Asphalt made with recycled vegetable oil and olive oil by-products is being trialled in Spain, according to local media reported by Olive Oil Times.

Authorities in Castile and León were planning to pave a 40m section of heavily-used motorway connecting the community’s two largest cities – Valladolid and Segovia – with the experimental asphalt, the 10 August report said. Another 40m section of the highway would be paved with conventional asphalt.

The experimental asphalt is made with a mixture of semi-hot bitumen – a by-product of the petroleum refining process – by-products from the olive oil refining process and recycled vegetable oil, according to the report.

For every 1,000 litres of semi-hot bitumen, the new manufacturing process required 300 litres of olive oil refining by-product and 400 litres of recycled vegetable oil, the report said.

The plan was to compare the performance of the two sections, with officials hopeful that the experimental asphalt would be at least as durable as the traditional formulation, Olive Oil Times wrote.

Previous research had indicated that asphalt made with by-products from olive oil production could be more resilient than traditional asphalt, the report said.
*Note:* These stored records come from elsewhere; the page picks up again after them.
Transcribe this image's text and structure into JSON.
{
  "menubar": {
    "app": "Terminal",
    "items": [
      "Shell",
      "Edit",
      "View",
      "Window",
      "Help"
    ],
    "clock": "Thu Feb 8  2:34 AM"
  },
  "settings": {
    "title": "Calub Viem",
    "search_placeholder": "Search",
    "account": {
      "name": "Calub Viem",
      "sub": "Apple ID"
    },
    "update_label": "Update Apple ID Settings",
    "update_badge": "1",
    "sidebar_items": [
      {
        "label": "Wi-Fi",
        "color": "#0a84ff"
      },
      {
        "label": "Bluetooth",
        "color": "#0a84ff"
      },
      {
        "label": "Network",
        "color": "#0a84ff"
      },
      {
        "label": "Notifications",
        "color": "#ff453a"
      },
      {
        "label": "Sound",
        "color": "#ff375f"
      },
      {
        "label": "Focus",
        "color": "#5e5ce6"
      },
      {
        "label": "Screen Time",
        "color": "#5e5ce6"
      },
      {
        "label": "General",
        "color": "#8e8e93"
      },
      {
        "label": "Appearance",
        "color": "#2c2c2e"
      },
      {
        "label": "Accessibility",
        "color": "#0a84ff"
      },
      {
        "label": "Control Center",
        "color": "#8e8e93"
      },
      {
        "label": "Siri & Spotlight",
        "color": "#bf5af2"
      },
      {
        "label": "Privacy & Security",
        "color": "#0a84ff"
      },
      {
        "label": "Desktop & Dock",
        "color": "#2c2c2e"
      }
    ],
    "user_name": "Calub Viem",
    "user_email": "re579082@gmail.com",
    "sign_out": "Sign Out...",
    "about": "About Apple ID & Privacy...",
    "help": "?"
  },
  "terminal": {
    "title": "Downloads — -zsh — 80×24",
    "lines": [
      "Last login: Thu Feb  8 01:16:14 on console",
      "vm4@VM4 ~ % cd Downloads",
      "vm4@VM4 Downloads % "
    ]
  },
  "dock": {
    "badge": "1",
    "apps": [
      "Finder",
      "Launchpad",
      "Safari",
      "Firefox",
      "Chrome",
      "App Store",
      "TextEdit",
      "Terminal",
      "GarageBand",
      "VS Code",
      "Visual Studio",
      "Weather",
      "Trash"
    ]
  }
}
For example, a 2021 study conducted by California’s Olive Oil Commission found that adding olive pomace to asphalt binder increased the paving material’s resilience to cracking and other forms of weathering.

According to local authorities in Castile and León, as the experimental asphalt can be produced at temperatures 400C cooler than traditional asphalts, this would reduce the amount of energy required to manufacture and reduce greenhouse gas (GHG) emissions.

In addition, officials said the experimental asphalt formulation could improve working conditions as it emitted less smoke and odour while being poured compared to conventional asphalt.

Researchers in Spain had been looking for ways to create value from the waste created during olive oil production since 2020, the report said.

According to Spanish non-profit research institute Ainia, 80% of the biomass of olives transformed into oil is converted into waste products.

Removal and treatment of these products were a significant cost for mills but could also provide an extra revenue stream, Olive Oil Times wrote.